Ever heard of the ‘bystander effect’?
It’s a sense of apathy that holds us back from helping people in need.
When something happens in public, our initial, human reaction is to hang back and not get involved. Especially if a heroic act looks like it could be painful.
That’s simply a survival mechanism.
But as humans, we also look out for each other. And all it takes is one person to step forward to make a difference. That one person inspires someone else.
Confidence is contagious.
And that’s why SmartCatholics puts a focus on thinking like a first-responder. We need to break that ‘bystander effect.’
But a lot of people still feel a sense of fear at striking out and taking a stand.
- Do I need to be a Scripture whiz?
- Do I need to know all the dogmas and documents of the Church?
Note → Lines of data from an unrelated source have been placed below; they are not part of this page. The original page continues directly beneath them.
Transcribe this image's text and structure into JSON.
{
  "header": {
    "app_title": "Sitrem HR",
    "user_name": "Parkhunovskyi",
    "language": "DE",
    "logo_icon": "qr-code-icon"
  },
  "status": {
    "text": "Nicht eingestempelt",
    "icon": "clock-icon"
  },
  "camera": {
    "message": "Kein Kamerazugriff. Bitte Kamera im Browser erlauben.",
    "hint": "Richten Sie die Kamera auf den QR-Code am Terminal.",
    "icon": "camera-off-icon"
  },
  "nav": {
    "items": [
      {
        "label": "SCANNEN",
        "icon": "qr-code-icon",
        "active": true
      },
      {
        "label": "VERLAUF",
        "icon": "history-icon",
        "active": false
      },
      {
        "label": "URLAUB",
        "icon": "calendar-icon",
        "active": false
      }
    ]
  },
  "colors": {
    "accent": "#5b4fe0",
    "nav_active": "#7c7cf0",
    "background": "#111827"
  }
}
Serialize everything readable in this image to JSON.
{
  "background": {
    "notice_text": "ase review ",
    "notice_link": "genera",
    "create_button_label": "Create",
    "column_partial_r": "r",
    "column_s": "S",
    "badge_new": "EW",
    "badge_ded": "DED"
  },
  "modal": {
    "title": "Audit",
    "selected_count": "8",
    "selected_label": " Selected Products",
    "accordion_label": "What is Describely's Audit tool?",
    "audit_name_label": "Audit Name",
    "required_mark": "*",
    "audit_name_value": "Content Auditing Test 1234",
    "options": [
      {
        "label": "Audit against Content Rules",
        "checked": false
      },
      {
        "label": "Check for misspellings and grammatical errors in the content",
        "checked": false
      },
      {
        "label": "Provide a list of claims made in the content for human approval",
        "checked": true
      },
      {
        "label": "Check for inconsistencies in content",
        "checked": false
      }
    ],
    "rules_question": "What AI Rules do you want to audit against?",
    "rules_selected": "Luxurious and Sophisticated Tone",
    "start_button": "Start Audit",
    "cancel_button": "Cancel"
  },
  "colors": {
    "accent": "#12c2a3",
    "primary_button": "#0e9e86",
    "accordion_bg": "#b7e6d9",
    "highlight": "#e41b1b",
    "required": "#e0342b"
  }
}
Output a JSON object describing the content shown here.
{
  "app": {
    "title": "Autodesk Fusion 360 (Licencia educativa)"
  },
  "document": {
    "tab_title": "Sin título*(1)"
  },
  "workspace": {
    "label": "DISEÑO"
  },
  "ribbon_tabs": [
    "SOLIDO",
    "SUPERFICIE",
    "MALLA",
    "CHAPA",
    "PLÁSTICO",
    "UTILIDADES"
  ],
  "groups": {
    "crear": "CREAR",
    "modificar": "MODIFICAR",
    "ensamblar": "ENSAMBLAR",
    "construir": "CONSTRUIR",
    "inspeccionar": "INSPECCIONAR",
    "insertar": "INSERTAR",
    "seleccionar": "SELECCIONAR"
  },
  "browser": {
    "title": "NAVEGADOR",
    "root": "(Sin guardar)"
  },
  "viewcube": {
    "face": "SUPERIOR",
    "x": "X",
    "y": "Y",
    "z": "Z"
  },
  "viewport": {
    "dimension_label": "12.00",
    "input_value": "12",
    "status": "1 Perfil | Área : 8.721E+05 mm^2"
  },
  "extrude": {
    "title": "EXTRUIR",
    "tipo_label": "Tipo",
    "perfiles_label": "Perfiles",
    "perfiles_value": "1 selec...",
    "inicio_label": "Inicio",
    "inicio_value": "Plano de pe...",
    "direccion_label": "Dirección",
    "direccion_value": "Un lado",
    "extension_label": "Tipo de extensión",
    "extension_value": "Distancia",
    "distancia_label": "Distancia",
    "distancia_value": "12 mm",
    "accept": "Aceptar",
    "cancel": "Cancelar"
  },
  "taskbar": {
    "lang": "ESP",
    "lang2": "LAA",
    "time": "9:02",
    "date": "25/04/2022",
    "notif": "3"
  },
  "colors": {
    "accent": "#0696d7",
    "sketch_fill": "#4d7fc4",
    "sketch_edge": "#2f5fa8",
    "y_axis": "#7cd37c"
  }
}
- Do I need to have read everything the popes and bishops have written?
- Do I seriously need to read the Summa?
No, that’s not what we’re talking about.
Check out this quote by His Holiness, Pope Francis;
“The thing the church needs most today is the ability to heal wounds and to warm the hearts of the faithful; it needs nearness, proximity. I see the church as a field hospital after battle.” – Pope Francis
So this is why first-responders like you and me are vital.
But note; a first-responder is not a surgeon. Not a doctor with degrees.
Their job is to get to the scene as lightly and swiftly as possible. They ‘triage’ the situation.
That means they identify what’s safe, and what’s dangerous. Can the patient be moved? Or do we need to stay here with them, and wait for backup?
They create the first connection that a hurting person needs.
This is what we need to be as Christians, as the feet and hands of Christ to the world.
We don’t have to know everything. We don’t need degrees and hundreds of hours of videos under our belt.
We just need to be present to others. To ‘triage’ in our own way the situation, and be present to people on their terms.
Sometimes a stranger or a friend is hurting, and are ready to be ‘moved’ – meaning, are ready for an active invitation to join RCIA, or come see a Mass, or listen to a talk.
But more often than not, people in pain aren’t ready to be moved. Like a broken back, a broken heart needs to rest. Internal wounds from trauma and tragic disappointment are hard to assess.
This is why friendship and joy are a pre-requisite to evangelization in our daily lives.
People need to know that we care before they care what we know.
There’s absolutely a place for ‘broadcast evangelization’, when someone gets up with a microphone to share their witness to the Truth. You often need to earn that right to be heard – like a doctor or a surgeon.
But who does the actual moving and inspiring in a field hospital?
Who is the one who accompanies people through the pain, and inspires a will to live?
It’s the nurses and the first responders. They are present in their persons to others. They accept people where they are, and give them the little that they need to be empowered in their own journey.
So how do you be a first responder?
How do we break the bystander effect?
It’s simple. And hard.
It’s like a journey of a thousand steps. It starts with one step.
We have to get used to taking action. Even small actions. To assess a situation, decide on an outcome, and take a step to making it happen.
- Getting used to being passive leads to being a bystander.
- Feeling overwhelmed at how terrible everything is around us leads to being a bystander.
- Believing that you don’t have anything to offer leads to being a bystander.
What’s the answer?
Take action to stand up for what’s right and good.
Actively look for the good and the true and the beautiful in the lives of others, no matter who they are.
Believe that the world needs what you have to give. Because God is nurturing in your life specific tools and charisms for your own benefit and glory, and for the inspiration of others.
Always be open to learning, to being present to others, and be willing to listen twice as long as we want to talk.
Then you’ll find that being a first-responder is not a dramatic moment of heroism.
But an attitude to serving and helping others discover the joy of being alive.
You become a magnetic person.
And that’s just smart.